Research from MWP Digital Media shows that Kickstarter projects that have a video are 85% more likely to achieve their funding goals. This tends to match some of the trends we are seeing in broader marketing circles – with YouTube and Vimeo consumption continuing to rise – impacting not just brand and engagement metrics but also working at crucial junctures in the path to purchase.
Video, however, is a steep learning curve – so there are obvious benefits to outsourcing. But new features in familiar apps/platforms like Instagram and Twitter (via Vine) make it easy to experiment. And I have a feeling that the role of user (or brand) generated video content is only going to accelerate in the next 12-18 months. I have already begun testing this out for myself and with clients.
These days marketing never sleeps. I hope this shift isn’t catching you napping.
These days with the rapid changes in technology, new thinking in digital and social media and constant experimentation with both, every week seems to be a “big week”. But this week, the ADMA Global Forum is running – bringing marketers and technologists face to face.

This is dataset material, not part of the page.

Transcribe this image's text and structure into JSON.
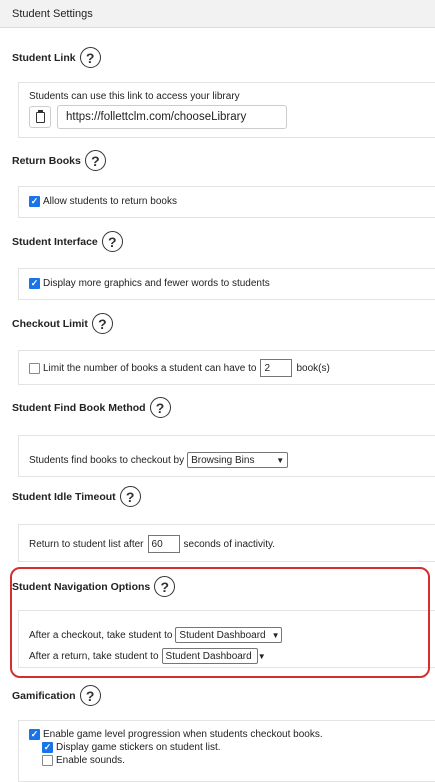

There are some interesting masterclasses on branding, creativity, data/analytics and engagement strategy from some of the world’s leading marketers. There’s also a raft of local and international speakers bound to provide plenty of provocative juice to your 2014 marketing plans. Personally I am looking forward to the Ted Rubin keynote and Aden Forrest’s session on marketing automation.
There is also the “Innovation Zone” – a showcase of marketing and tech vendors, the Innovation Zone Party, breakfasts on big data and international leadership – and my favourite – Grill the Honcho – a chance for up-and-coming young marketers to get in front of CEOs, CMOs and GMs to ask the big career questions.
Let me know if you are going – it’d be great to catch up.
I was excited to receive a message this morning from Beth Wellington that more and more poets are starting to use Twitter.
@gracebauerpoet @_JoyCastro http://t.co/SNTpLtZMnj & @TellMeMoreNPR #tmmpoetry Poetry Month & @servantofchaos‘s @TwitterPoetry
— BethWellington (@BethWellington) August 3, 2013
This article, published in The Independent, talks about the way Twitter is allowing poets of all shapes and sizes, find new audiences and test out new technology at the same time.
Back in 2007 I setup an account called @TwitterPoetry where you could login and contribute a line to a collaborative poem. The last entry seems to have been 2010 – but perhaps it’s time to be collaboratively creative again. Here is how:
To see the whole poem, go here.
Let your creative juices flow … I look forward to reading your/our work!